--- Required work ---
Search the lines of the records for the word "Asturien", and copy every line that has it.

--- Records for this exercise ---

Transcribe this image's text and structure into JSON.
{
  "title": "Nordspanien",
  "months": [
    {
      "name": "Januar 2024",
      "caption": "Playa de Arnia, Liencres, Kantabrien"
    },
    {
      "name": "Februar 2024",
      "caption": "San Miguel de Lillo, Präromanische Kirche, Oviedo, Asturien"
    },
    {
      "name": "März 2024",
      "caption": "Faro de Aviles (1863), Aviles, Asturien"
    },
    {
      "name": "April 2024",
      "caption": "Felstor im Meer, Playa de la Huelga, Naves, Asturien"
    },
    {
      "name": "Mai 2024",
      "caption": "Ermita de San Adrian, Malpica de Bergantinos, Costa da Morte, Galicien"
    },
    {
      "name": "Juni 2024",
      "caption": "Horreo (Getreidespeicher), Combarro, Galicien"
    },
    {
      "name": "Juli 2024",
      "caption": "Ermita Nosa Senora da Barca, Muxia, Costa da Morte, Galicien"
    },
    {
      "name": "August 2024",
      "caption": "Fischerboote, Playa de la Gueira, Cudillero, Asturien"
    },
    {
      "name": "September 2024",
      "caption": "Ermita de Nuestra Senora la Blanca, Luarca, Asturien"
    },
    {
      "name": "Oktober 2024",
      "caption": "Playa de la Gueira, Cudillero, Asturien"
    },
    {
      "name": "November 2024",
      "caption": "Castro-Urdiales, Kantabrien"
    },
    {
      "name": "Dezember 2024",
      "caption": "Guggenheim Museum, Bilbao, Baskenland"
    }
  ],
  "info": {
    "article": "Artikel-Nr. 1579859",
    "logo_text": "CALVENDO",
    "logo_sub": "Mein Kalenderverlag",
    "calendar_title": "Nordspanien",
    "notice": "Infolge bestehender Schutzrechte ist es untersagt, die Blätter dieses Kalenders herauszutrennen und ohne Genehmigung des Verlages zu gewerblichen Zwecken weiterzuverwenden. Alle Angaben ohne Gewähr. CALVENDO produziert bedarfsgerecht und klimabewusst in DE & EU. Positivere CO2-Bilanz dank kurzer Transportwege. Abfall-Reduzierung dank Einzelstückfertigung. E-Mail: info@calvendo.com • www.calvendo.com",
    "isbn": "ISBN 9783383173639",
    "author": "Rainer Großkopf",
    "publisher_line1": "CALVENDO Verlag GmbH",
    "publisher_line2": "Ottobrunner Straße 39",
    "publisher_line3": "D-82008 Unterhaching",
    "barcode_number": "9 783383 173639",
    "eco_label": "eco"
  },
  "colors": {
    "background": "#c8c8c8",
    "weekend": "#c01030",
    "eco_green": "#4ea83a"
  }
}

--- Response to the task ---
      "caption": "San Miguel de Lillo, Präromanische Kirche, Oviedo, Asturien"
      "caption": "Faro de Aviles (1863), Aviles, Asturien"
      "caption": "Felstor im Meer, Playa de la Huelga, Naves, Asturien"
      "caption": "Fischerboote, Playa de la Gueira, Cudillero, Asturien"
      "caption": "Ermita de Nuestra Senora la Blanca, Luarca, Asturien"
      "caption": "Playa de la Gueira, Cudillero, Asturien"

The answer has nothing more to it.